Hopewell Water Renewal (HWR) is a 50 MGD secondary wastewater treatment plant that treats the wastewater from local industries and domestic sources of the Hopewell, VA area. The plant began operating in 1977 and treats approximately 85% industrial waste. The facility achieves the treatment permit requirements for both BOD and TSS; however, treatment regulations have changed over the years and now require the removal of nutrients. HWR discharges effluent into Gravelly Run, a tributary of the James River and Chesapeake Bay Watershed.
MBBR-DAF System Provides The 'Perfect Solution' For Alchemist Brewery

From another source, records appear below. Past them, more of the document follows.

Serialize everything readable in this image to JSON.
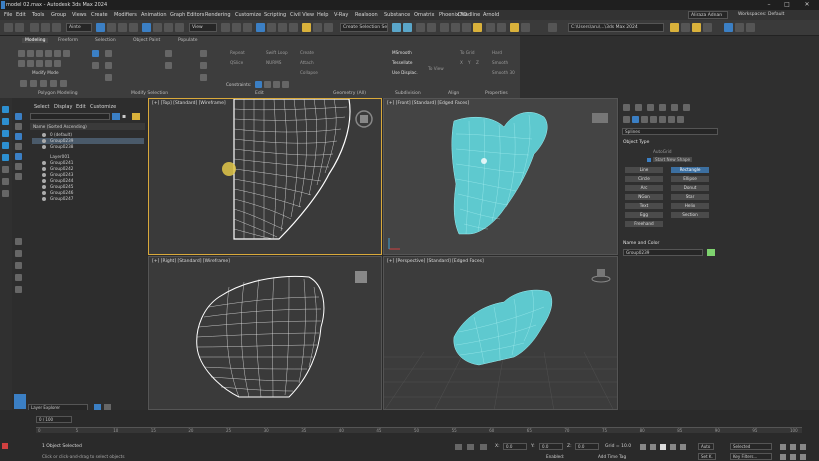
{
  "titlebar": {
    "title": "model 02.max - Autodesk 3ds Max 2024"
  },
  "menus": [
    "File",
    "Edit",
    "Tools",
    "Group",
    "Views",
    "Create",
    "Modifiers",
    "Animation",
    "Graph Editors",
    "Rendering",
    "Customize",
    "Scripting",
    "Civil View",
    "Help",
    "V-Ray",
    "Realsoon",
    "Substance",
    "Ornatrix",
    "Phoenix FD",
    "Deadline",
    "Arnold"
  ],
  "account": {
    "user": "Aliraza Adnan",
    "workspace_label": "Workspaces:",
    "workspace_value": "Default"
  },
  "toolbar": {
    "filter": "Ainte",
    "selection_set": "Create Selection Set",
    "path": "C:\\Users\\aru\\...\\3ds Max 2024",
    "view": "View"
  },
  "ribbon": {
    "tabs": [
      "Modeling",
      "Freeform",
      "Selection",
      "Object Paint",
      "Populate"
    ],
    "mode_label": "Modify Mode",
    "groups": [
      "Polygon Modeling",
      "Modify Selection",
      "Edit",
      "Geometry (All)",
      "Subdivision",
      "Align",
      "Properties"
    ],
    "edit_items": [
      "Repeat",
      "QSlice",
      "Swift Loop",
      "NURMS",
      "Create",
      "Attach",
      "Collapse",
      "Constraints:"
    ],
    "subdiv_items": [
      "MSmooth",
      "Tessellate",
      "Use Displac."
    ],
    "align_items": [
      "To View",
      "To Grid",
      "X",
      "Y",
      "Z"
    ],
    "props_items": [
      "Hard",
      "Smooth",
      "Smooth 30"
    ]
  },
  "scene_explorer": {
    "tabs": [
      "Select",
      "Display",
      "Edit",
      "Customize"
    ],
    "header": "Name (Sorted Ascending)",
    "rows": [
      {
        "label": "0 (default)",
        "selected": false
      },
      {
        "label": "Group0239",
        "selected": true
      },
      {
        "label": "Group0238",
        "selected": false
      },
      {
        "label": "Layer001",
        "selected": false
      },
      {
        "label": "Group0241",
        "selected": false
      },
      {
        "label": "Group0242",
        "selected": false
      },
      {
        "label": "Group0243",
        "selected": false
      },
      {
        "label": "Group0244",
        "selected": false
      },
      {
        "label": "Group0245",
        "selected": false
      },
      {
        "label": "Group0246",
        "selected": false
      },
      {
        "label": "Group0247",
        "selected": false
      }
    ],
    "layer_explorer": "Layer Explorer"
  },
  "viewports": {
    "top": "[+] [Top] [Standard] [Wireframe]",
    "front": "[+] [Front] [Standard] [Edged Faces]",
    "right": "[+] [Right] [Standard] [Wireframe]",
    "perspective": "[+] [Perspective] [Standard] [Edged Faces]"
  },
  "command_panel": {
    "category": "Splines",
    "object_type_header": "Object Type",
    "autogrid": "AutoGrid",
    "start_new_shape": "Start New Shape",
    "buttons": [
      "Line",
      "Rectangle",
      "Circle",
      "Ellipse",
      "Arc",
      "Donut",
      "NGon",
      "Star",
      "Text",
      "Helix",
      "Egg",
      "Section",
      "Freehand"
    ],
    "selected_button": "Rectangle",
    "name_color_header": "Name and Color",
    "object_name": "Group0239",
    "swatch_color": "#7ed36f"
  },
  "timeline": {
    "frame_display": "0 / 100",
    "ticks": [
      "0",
      "5",
      "10",
      "15",
      "20",
      "25",
      "30",
      "35",
      "40",
      "45",
      "50",
      "55",
      "60",
      "65",
      "70",
      "75",
      "80",
      "85",
      "90",
      "95",
      "100"
    ]
  },
  "status": {
    "selection": "1 Object Selected",
    "prompt": "Click or click-and-drag to select objects",
    "x_label": "X:",
    "x_value": "0.0",
    "y_label": "Y:",
    "y_value": "0.0",
    "z_label": "Z:",
    "z_value": "0.0",
    "grid": "Grid = 10.0",
    "add_time_tag": "Add Time Tag",
    "enabled_label": "Enabled:",
    "auto": "Auto",
    "set_key": "Set K.",
    "key_mode": "Selected",
    "key_filters": "Key Filters..."
  },
  "colors": {
    "accent": "#3b7fc4",
    "mesh": "#5ec9cf"
  }
}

Alchemist Brewery is a microbrewery specializing in brewing, packaging and distributing its award-winning IPA beer, Heady Topper. An unprecedented following of the signature ale drove the need for a larger brewery and retail sales center. The brewery operates with a profound respect for environmental responsibility, so with a new facility in the horizon, there was opportunity to explore wastewater treatment system options that would allow them to minimize their impact on the town’s wastewater infrastructure.

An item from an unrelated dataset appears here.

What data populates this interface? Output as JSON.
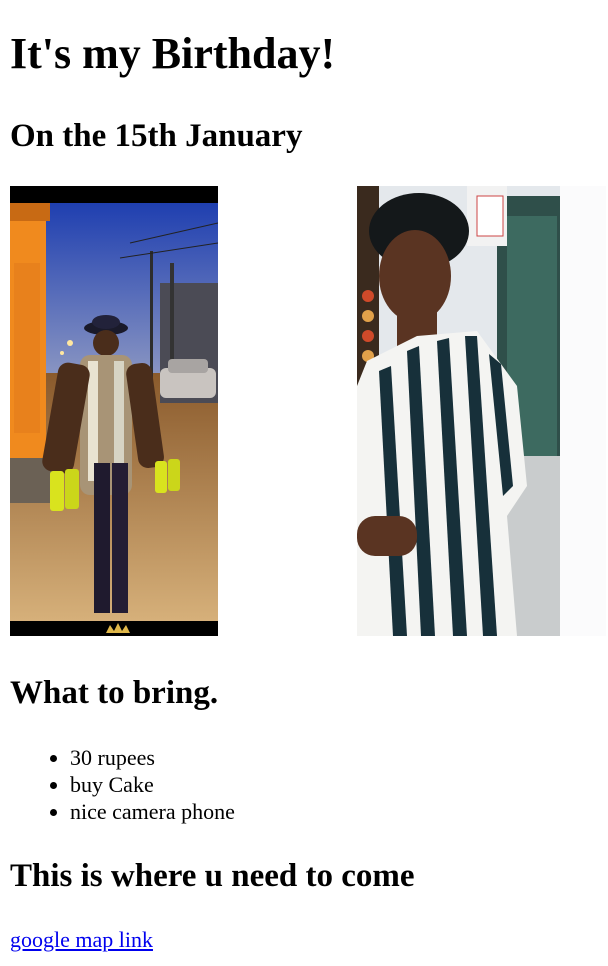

Successful Screening Pilot At A Major Waste-To-Energy Player
Parkson recently had a very successful pilot test at the facility of a bio-feedstock supplier of waste products turned into fuel. The Rotoshear® unit, equipped with a .060” wedgewire screen, successfully removes solids directly from Industrial Waste Hauling trucks to recover grease. Screening this material before it enters the receiving station allows the facility to focus on proper treatment of the industrial wastewater rather than the expensive downtime to drain and clean their receiving pond.

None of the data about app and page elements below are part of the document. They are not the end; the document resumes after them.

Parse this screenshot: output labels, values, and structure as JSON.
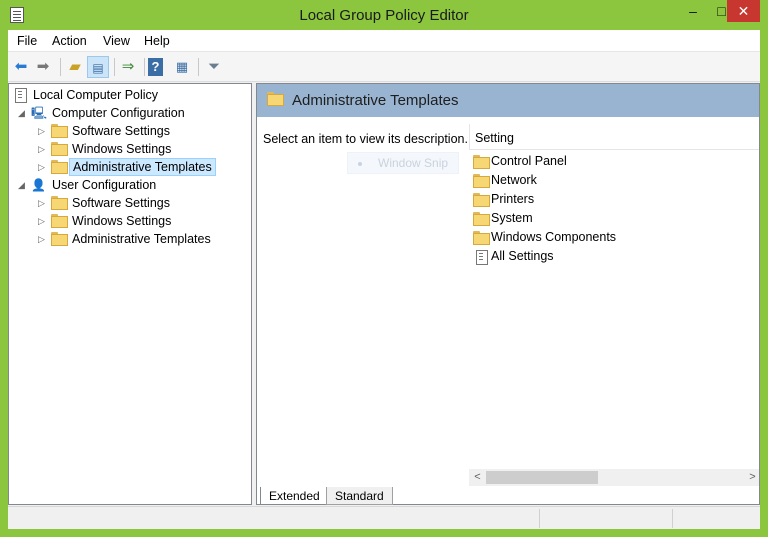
{
  "window": {
    "title": "Local Group Policy Editor",
    "controls": {
      "minimize": "–",
      "maximize": "□",
      "close": "✕"
    }
  },
  "menu": [
    "File",
    "Action",
    "View",
    "Help"
  ],
  "toolbar": {
    "icons": [
      "back-icon",
      "forward-icon",
      "up-folder-icon",
      "show-hide-tree-icon",
      "export-list-icon",
      "help-icon",
      "properties-icon",
      "filter-icon"
    ]
  },
  "tree": {
    "root": "Local Computer Policy",
    "computer": {
      "label": "Computer Configuration",
      "children": [
        "Software Settings",
        "Windows Settings",
        "Administrative Templates"
      ]
    },
    "user": {
      "label": "User Configuration",
      "children": [
        "Software Settings",
        "Windows Settings",
        "Administrative Templates"
      ]
    }
  },
  "right_pane": {
    "header_title": "Administrative Templates",
    "description": "Select an item to view its description.",
    "ghost_text": "Window Snip",
    "column_header": "Setting",
    "items": [
      "Control Panel",
      "Network",
      "Printers",
      "System",
      "Windows Components",
      "All Settings"
    ]
  },
  "tabs": [
    "Extended",
    "Standard"
  ],
  "colors": {
    "window_frame": "#8cc63f",
    "header_band": "#99b4d1",
    "selection": "#cce8ff",
    "close_button": "#c7372f"
  }
}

Combining Decentralized And Centralized Wastewater Treatment Strategies To Solve Community Challenges
To sustain the environment and smart community growth while protecting public health, engineers, municipal health officials, and regulators need innovative wastewater treatment solutions. The latest evolution of decentralized systems can efficiently handle residential and commercial daily flows and are a cost-effective alternative to the large, centralized wastewater treatment plants of the past.
Duperon® FlexRake® Reduced Maintenance By 1,357 Hours
In 2002, the City of Phoenix purchased a Duperon® FlexRake® as part of a pilot project designed to allow the City to test maintenance claims against their existing climbing screen equipment. The yearlong pilot would run the FlexRake® along with the climbers; at the conclusion, the screen would be measured for wear and compared to the climbers in terms of maintenance time and debris capture.
Fine Screening System: The More Intelligent Primary Clarifier
In the discussion about limited resources and energy saving in sewage treatment plants innovative sewage treatment methods are increasingly becoming a focal point. In Germany, there are about 1,200 sewage treatment plants which are designed for 10,000 to 50,000 PE, about one third of them have a sludge digester. Thus, there is a potential of about 800 sewage treatment plants that remains for a change from aerobic sludge stabilisation to processes with anaerobic sludge stabilization.
Grit Washer Helps Tarpon Springs Perfect Its Cleaning and Separation Process
City staff were looking for an idea to remedy the logistical issues in the Tarpon Springs Wastewater Treatment Plant located in Pinellas County and known for being a small Greek community on Florida’s Gulf Coast.
Despite the destruction of Hurricane Harvey in August 2017, Duperon® wastewater screening systems in the cities of Cuero and Refugio, Texas – approximately 150 miles southwest of Houston – were virtually unaffected by the storm. Duperon’s FlexRake® bar screens, installed at both locations as well as dozens of other sites in and around Houston, remove objects like rags, paper, plastics, and metals to prevent damage and clogging of downstream treatment equipment. Both communities found essentially no damage to their wastewater screening equipment.